Sides 1-7 in this Centennial Celebration are from a 1956 Washington, DC gig in a relatively intimate setting as Young swings comfortably with musicians mostly a generation younger than himself. His playing is elegant, eloquent and subtle. Inventiveness and brisk pace on "Tea For Two" transform that chestnut while on "I Can't Get Started" he slows down and plays real pretty. For "Oh Lady, Be Good," a standard from his celebrated days with the '30s Count Basie band, he kicks the tempo up, swinging solidly in tandem with trombonist Earl Swope. Throughout he displays the surprising rhythmic and melodic style for which he was famous. On "Just You, Just Me," Prez ebulliently calls out "beautiful" after a particularly sizzling drum solo from Jim Lucht.
The last three sides included are from Jazz at the Philharmonic performances and find Young in company with the likes ofOscar Peterson, Roy Eldridge, Herb Ellis and Max Roach, giants all. The closer is Young's own signature tune, "Lester Leaps In," with the blazing heat of his soloing eliciting cheers and whistles from the audience.
Track Listing: Jumpin' With Symphony Sid; Tea For Two; I Can't Get Started; Pennies From Heaven; I'm Confessin' (That I Love You); Oh; Lady; Be Good; Just You; Just Me; Undecided; I Cover the Waterfront; Lester Leaps In.

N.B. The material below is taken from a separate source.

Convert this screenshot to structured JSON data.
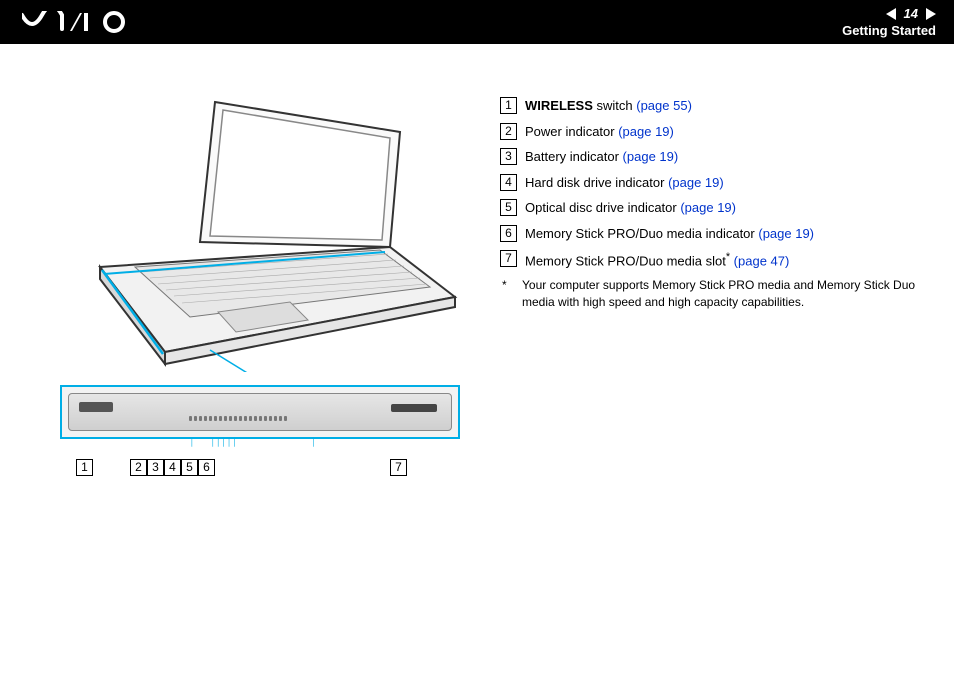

Personnel: Sides 1-9: Lester Young: tenor saxophone. Sides 1-7: Earl Swope: trombone; Bill Potts: piano; Norman Williams: bass; Jim Lucht: drums.
Side 8: Flip Phillips: tenor saxophone; Roy Eldridge: trumpet; Hank Jones: piano; Ray Brown: bass; Max Roach: drums. Sides 9 and 10:
Oscar Peterson: piano; Herb Ellis: guitar; Ray Brown: bass; J.C. Heard: drums.
I love jazz because anything is possible; it has few rules and the best jazz breaks those ones. I prefer free improv because it doesn't really have any rules at all.
I was first exposed to jazz in my teens (in the late sixties).
The first jazz record I bought was Filles de Kilimanjaro by Miles Davis, shortly followed by Extrapolation by John McLaughlin.
My advice to new listeners is to listen as widely as possible and not to make snap judgments--stick with it.